Hon. Abner “Andre” Perez, Minister of the Blue Economy & Civil Aviation: “They keyword is inclusion. That we are a free country. A democratic country, that people have rights in this country and we as Belizeans embrace our people who are living here legally, who are resident they are entitled to rights to do, they have a right to live, they have families and it doesn’t matter where they come from. If they are legally a resident of this country we as a government and as a nation we have responsibility to provide them the rights. They have integrated themselves into this community they have blended wherever they come from and if they want to fish the laws before did not allow them, provide for them to fish and how will they provide for their families if they have children that are Belizeans they are being marginalized. So in the rush of things when that SI was passed many people were left out behind. So we from this new government and the Ministry of Blue Economy we have a mandate, we have a responsibility to right things, to fix things and every time we make these decisions they are very much informed, we have done our due diligence. For the record just to let you know the record will show prior to that there are only about forty four registered fisherfolk with residency so to put the blame on them to say that they are the ones who are overfishing this place right here I think is going the wrong road and that is what I want to clarify. That I think it’s high time that we as a nation open our eyes, that we have a right to live here. Actually we can be taken to court if you’re depriving somebody of rights because the law states that you cannot fish even though you are not a Belizean but you are resident so it’s in that context that we have to look at that. We have to include everyone here and that’s really the goals that we have in the blue economy, inclusion. What we are doing right now is basically fixing things. Let me give you two examples. In the beginning when we just started I visited especially the gill net banning we went to visit the village of Sarteneja and right there is were I was immediately approached by a family who are Belizean the children everybody but the husband who is a resident cannot fish and it’s a big family so how do you tell that family you cannot do fishing ? Literally no kind of fishing ? How will he sustain his family and including that the gillnet had been included in there so how do you do that. This week I was in Caye Caulker visiting my constituency, I have a family there who live up north in Caye Caulker the wife came in personally to thank me for that reason in there to say that we made the change because she is a Belizean, her children, her daughter just graduated from school, came to thank that finally her husband will be able to fish legally to apply for that license and he’s a resident of this country he has been here for twenty five years and he’s resident. So think along those lines. I think that’s where we need to go it’s inclusion, it is not about putting in danger anything with illegal fishing that is how I see it.”
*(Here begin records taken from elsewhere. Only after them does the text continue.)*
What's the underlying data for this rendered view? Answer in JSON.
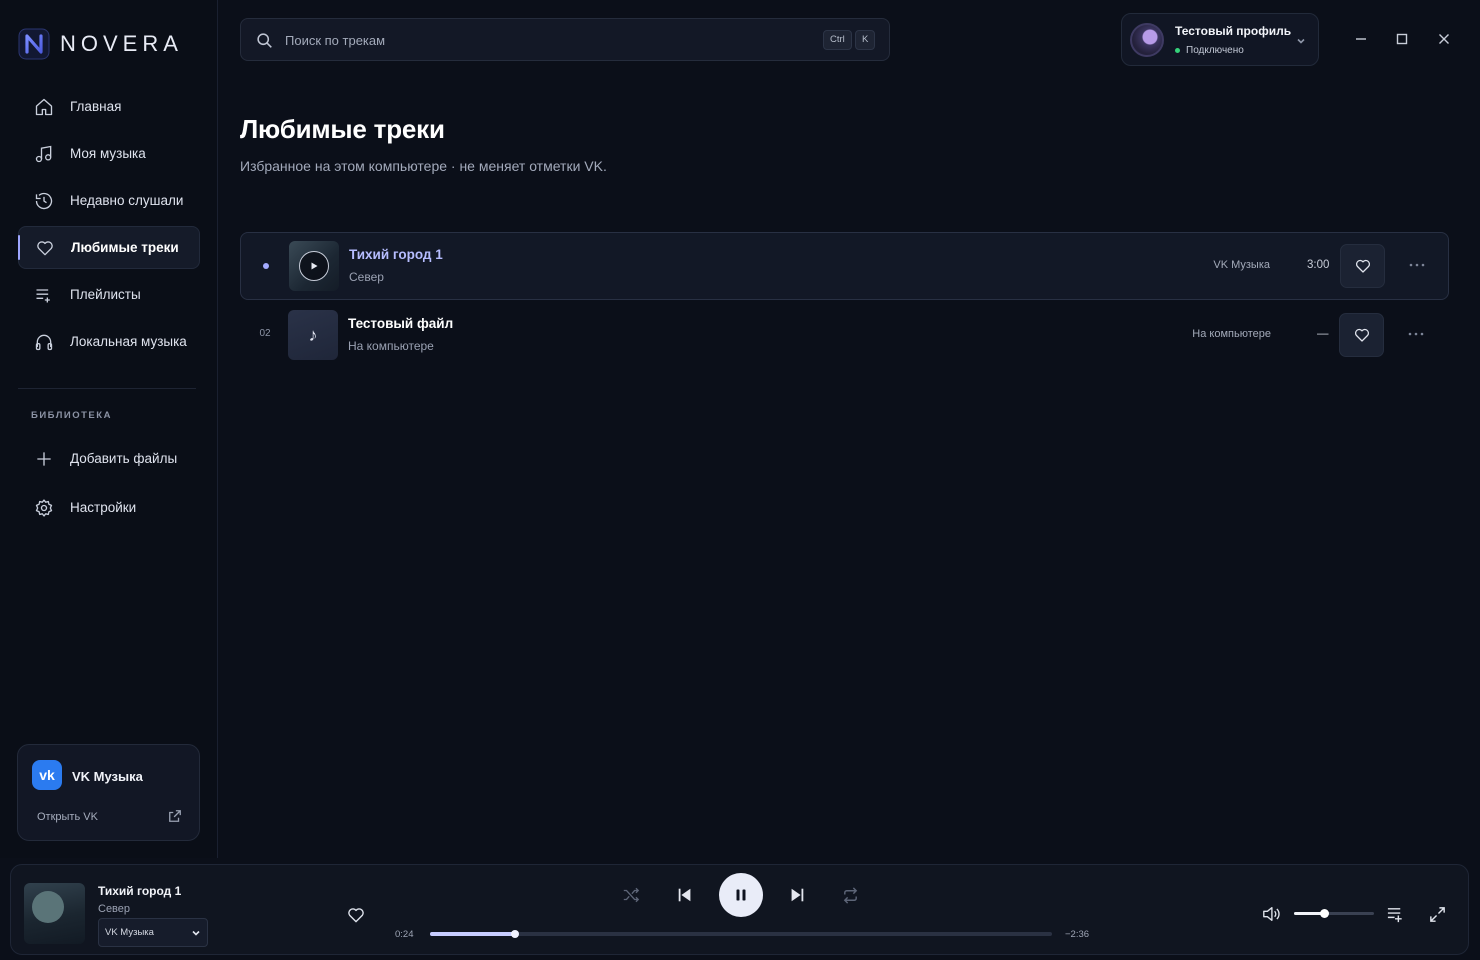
{
  "brand": {
    "name": "NOVERA"
  },
  "nav": {
    "items": [
      {
        "label": "Главная",
        "icon": "home-icon"
      },
      {
        "label": "Моя музыка",
        "icon": "music-note-icon"
      },
      {
        "label": "Недавно слушали",
        "icon": "history-icon"
      },
      {
        "label": "Любимые треки",
        "icon": "heart-icon",
        "active": true
      },
      {
        "label": "Плейлисты",
        "icon": "playlist-icon"
      },
      {
        "label": "Локальная музыка",
        "icon": "headphones-icon"
      }
    ]
  },
  "library": {
    "title": "БИБЛИОТЕКА",
    "items": [
      {
        "label": "Добавить файлы",
        "icon": "plus-icon"
      },
      {
        "label": "Настройки",
        "icon": "settings-gear-icon"
      }
    ]
  },
  "vk_card": {
    "title": "VK Музыка",
    "logo": "vk",
    "open_label": "Открыть VK"
  },
  "search": {
    "placeholder": "Поиск по трекам",
    "value": "",
    "shortcut": [
      "Ctrl",
      "K"
    ]
  },
  "profile": {
    "name": "Тестовый профиль",
    "status": "Подключено",
    "status_color": "#35d27a"
  },
  "page": {
    "title": "Любимые треки",
    "subtitle": "Избранное на этом компьютере · не меняет отметки VK."
  },
  "tracks": [
    {
      "index": "",
      "playing": true,
      "title": "Тихий город 1",
      "artist": "Север",
      "source": "VK Музыка",
      "duration": "3:00",
      "liked": true
    },
    {
      "index": "02",
      "playing": false,
      "title": "Тестовый файл",
      "artist": "На компьютере",
      "source": "На компьютере",
      "duration": "—",
      "liked": true,
      "cover_glyph": "♪"
    }
  ],
  "player": {
    "title": "Тихий город 1",
    "artist": "Север",
    "source_select": "VK Музыка",
    "elapsed": "0:24",
    "remaining": "−2:36",
    "progress": 0.137,
    "volume": 0.38,
    "accent": "#c7ccff"
  }
}
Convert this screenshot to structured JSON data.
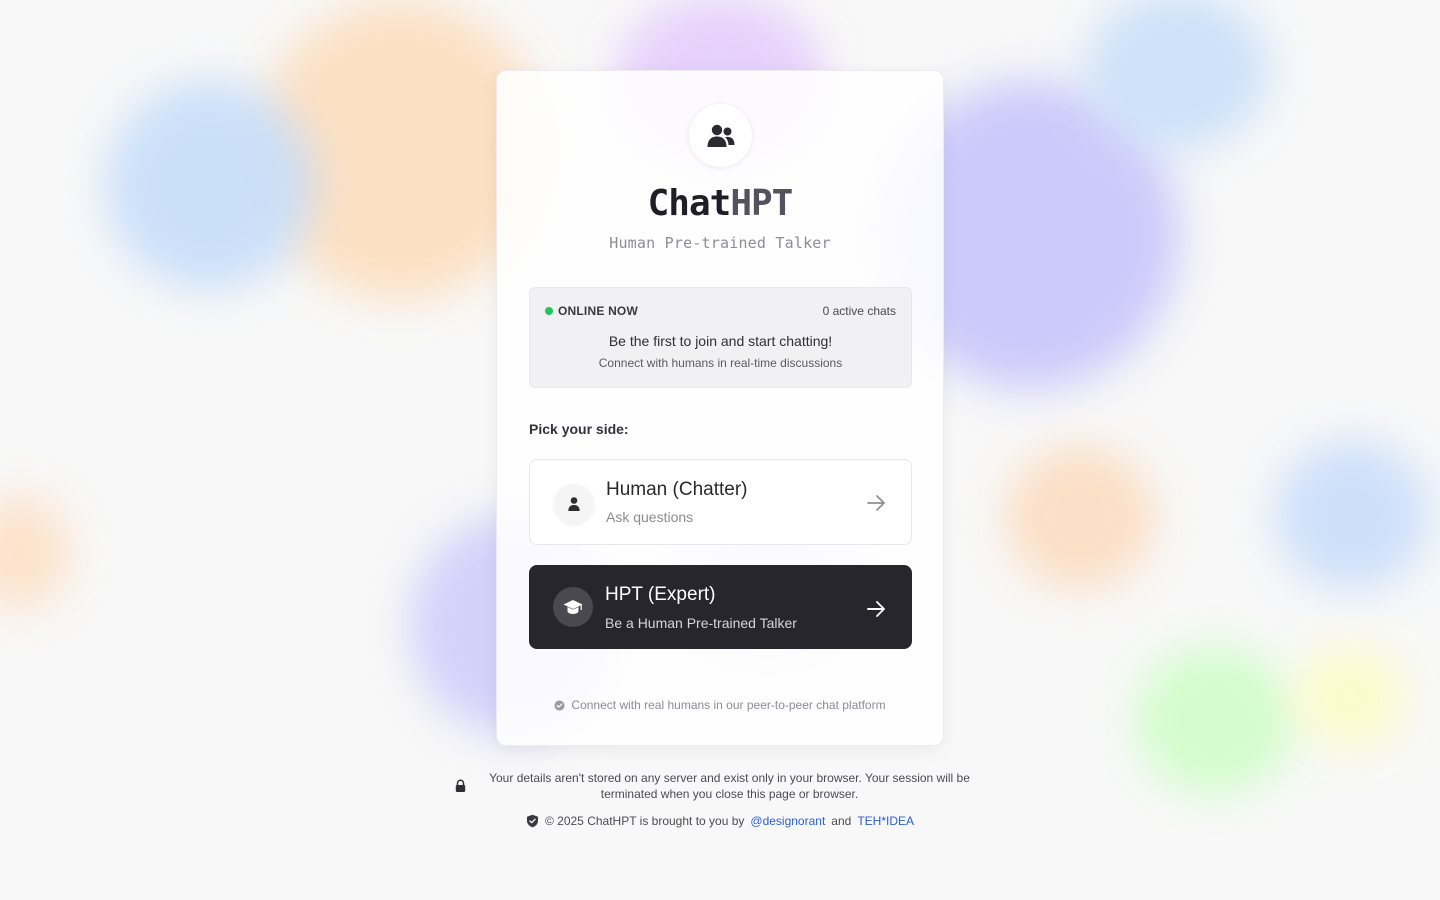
{
  "app": {
    "title_main": "Chat",
    "title_accent": "HPT",
    "subtitle": "Human Pre-trained Talker"
  },
  "status": {
    "online_label": "ONLINE NOW",
    "active_chats": "0 active chats",
    "headline": "Be the first to join and start chatting!",
    "subline": "Connect with humans in real-time discussions",
    "online_color": "#22c55e"
  },
  "pick_label": "Pick your side:",
  "options": [
    {
      "title": "Human (Chatter)",
      "description": "Ask questions",
      "icon": "user-icon"
    },
    {
      "title": "HPT (Expert)",
      "description": "Be a Human Pre-trained Talker",
      "icon": "graduation-cap-icon"
    }
  ],
  "card_footer": "Connect with real humans in our peer-to-peer chat platform",
  "privacy": "Your details aren't stored on any server and exist only in your browser. Your session will be terminated when you close this page or browser.",
  "copyright": {
    "prefix": "© 2025 ChatHPT is brought to you by",
    "link1": "@designorant",
    "joiner": "and",
    "link2": "TEH*IDEA"
  },
  "colors": {
    "accent_dark": "#27262c",
    "link": "#2d5fd0",
    "background": "#f8f8f8"
  }
}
Perez also noted that the reason no consultation was done is that he believes the issue did not warrant any of that being done due to a low number of permanent resident fishers that previously held licenses.